The parallels between LaFleur and Nagy are fascinating. Both were lower-level college quarterbacks — Nagy at Delaware, LaFleur at Saginaw Valley State after a stint at Western Michigan — before each played professionally. Nagy had a stint in the the Arena League over seven seasons while LaFleur played briefly in the National Indoor Football League.
Both also worked under some of the more respected offensive minds in the game, with Nagy coming from Andy Reid’s highly successful coaching tree and LaFleur coming from the Mike Shanahan tree, which included Kyle Shanahan and McVay. Both Nagy and LaFleur also were 39 years old at the time they were hired and were the first men hired in their respective head-coaching cycles.
LaFleur replaces Mike McCarthy, whose 13-year run ended in early December after a shocking loss to the Arizona Cardinals. McCarthy was replaced on an interim basis by Joe Philbin as the Packers missed the postseason. But there were reports that part of the former staff could return, including defensive coordinator Mike Pettine, whose unit showed signs of improving even amid another disappointing season.
The Packers’ job was LaFleur’s only known interview for a head-coaching vacancy this year. Green Bay officially requested permission from the Titans for an interview with LaFleur on New Year’s Eve, the day after the team’s 31-0 loss to the Detroit Lions gave the Packers back-to-back losing records for the first time since the 1990 and 1991 seasons.
Clearly, the LaFleur-Rodgers relationship will be minced and monitored carefully — and perhaps exhaustively. LaFleur is a little more than four years older than the 35-year-old Rodgers, and the Packers’ QB can actually claim to have been in the NFL for longer than his new head coach. When Rodgers was drafted in Round 1 by the Packers in 2005, LaFleur was cutting his teeth as an offensive assistant at Central Michigan.

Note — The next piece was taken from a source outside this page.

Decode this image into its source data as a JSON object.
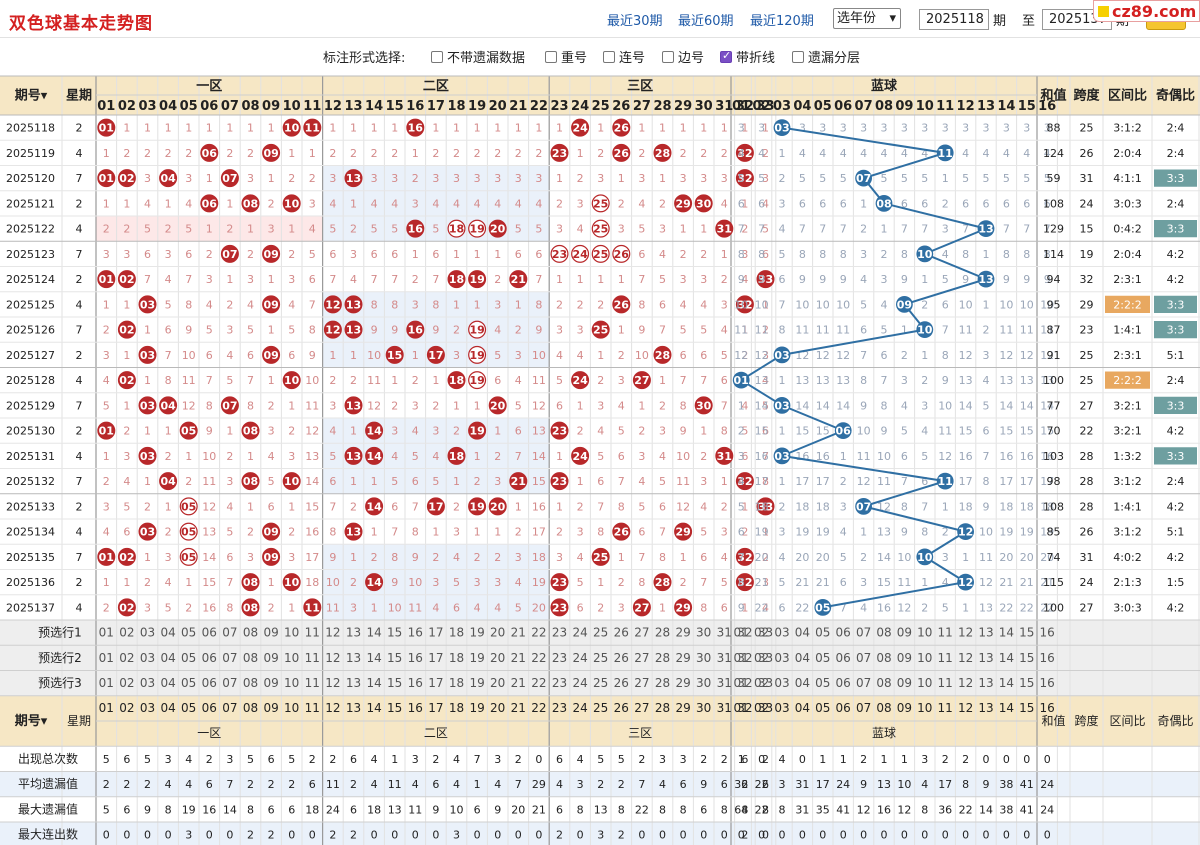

His head coach there at the time? That would be current Notre Dame head coach Brian Kelly, with whom LaFleur coached two different stints. When Kelly rehired LaFleur to coach the Irish quarterbacks in 2014, Kelly called him “an incredible competitor [who] displayed all the characteristics a coach would want in his signal callers.”
First-time, offensive-minded head coaches have become quite the rage around the NFL. The early success of McVay and Nagy has helped spur that, and teams losing talented offensive coordinators has prompted them to consider promoting young, innovative offensive minds to top jobs.
No one knows how LaFleur will work out yet in Green Bay, but it’s notable that he got the position over a slew of talented and (in some cases) more experienced candidates.
Among the 10 known interviews the team conducted, seven came with previous head-coaching experience (including interim) — former Colts and Lions head coach Jim Caldwell; former Colts head coach Chuck Pagano; former Broncos head coach (and current Patriots offensive coordinator) Josh McDaniels; former Dolphins interim head coach (and current Saints tight ends coach) Dan Campbell; former Dolphins head coach Adam Gase; plus Philbin.
The Packers also reportedly interviewed Patriots linebackers coach (and de facto defensive coordinator) Brian Flores, Saints offensive coordinator Pete Carmichael Jr. and Buccaneers offensive coordinator Todd Monken.
Can LaFleur follow in the footsteps of McVay and Nagy? The Packers clearly hope so, turning over the keys of one of the NFL’s most revered franchises and the offense run by Rodgers to a first-time head coach who not long ago was a name few outside the NFL’s coaching circles even knew.
That’s what makes this hire both fascinating — and frightening.